* Data records:
☆ ☆ ☆ ☆

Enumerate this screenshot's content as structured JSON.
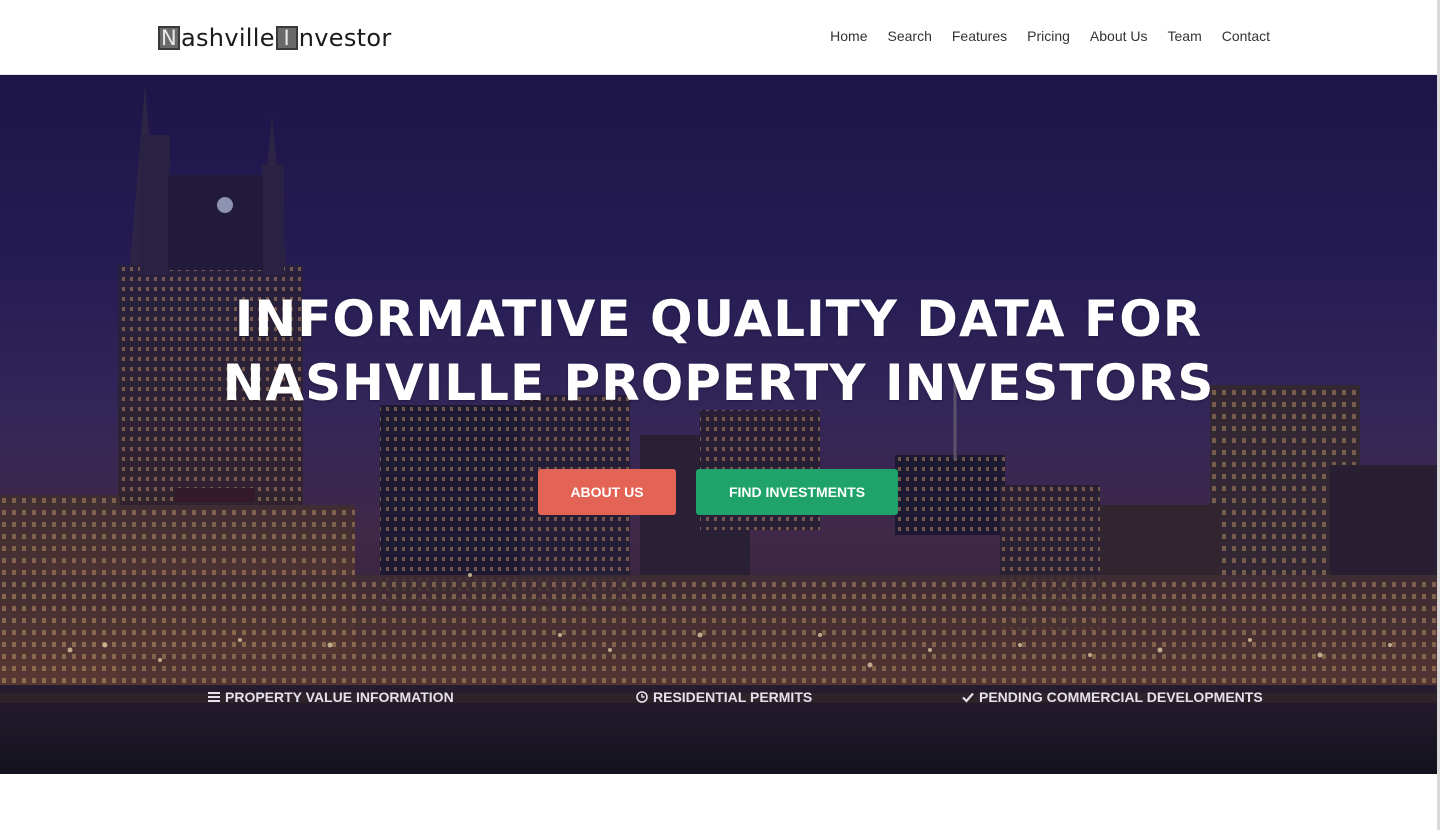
{
  "brand": {
    "initial1": "N",
    "word1": "ashville",
    "initial2": "I",
    "word2": "nvestor"
  },
  "nav": {
    "items": [
      "Home",
      "Search",
      "Features",
      "Pricing",
      "About Us",
      "Team",
      "Contact"
    ]
  },
  "hero": {
    "headline_line1": "INFORMATIVE QUALITY DATA FOR",
    "headline_line2": "NASHVILLE PROPERTY INVESTORS",
    "about_button": "ABOUT US",
    "find_button": "FIND INVESTMENTS"
  },
  "features": [
    {
      "icon": "list-icon",
      "label": "PROPERTY VALUE INFORMATION"
    },
    {
      "icon": "clock-icon",
      "label": "RESIDENTIAL PERMITS"
    },
    {
      "icon": "check-icon",
      "label": "PENDING COMMERCIAL DEVELOPMENTS"
    }
  ],
  "colors": {
    "about_button": "#e36355",
    "find_button": "#1fa36a",
    "hero_sky": "#1f174e"
  }
}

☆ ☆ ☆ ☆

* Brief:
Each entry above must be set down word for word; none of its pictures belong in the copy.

* Problem solution:
Enumerate this screenshot's content as structured JSON.
{
  "brand": {
    "initial1": "N",
    "word1": "ashville",
    "initial2": "I",
    "word2": "nvestor"
  },
  "nav": {
    "items": [
      "Home",
      "Search",
      "Features",
      "Pricing",
      "About Us",
      "Team",
      "Contact"
    ]
  },
  "hero": {
    "headline_line1": "INFORMATIVE QUALITY DATA FOR",
    "headline_line2": "NASHVILLE PROPERTY INVESTORS",
    "about_button": "ABOUT US",
    "find_button": "FIND INVESTMENTS"
  },
  "features": [
    {
      "icon": "list-icon",
      "label": "PROPERTY VALUE INFORMATION"
    },
    {
      "icon": "clock-icon",
      "label": "RESIDENTIAL PERMITS"
    },
    {
      "icon": "check-icon",
      "label": "PENDING COMMERCIAL DEVELOPMENTS"
    }
  ],
  "colors": {
    "about_button": "#e36355",
    "find_button": "#1fa36a",
    "hero_sky": "#1f174e"
  }
}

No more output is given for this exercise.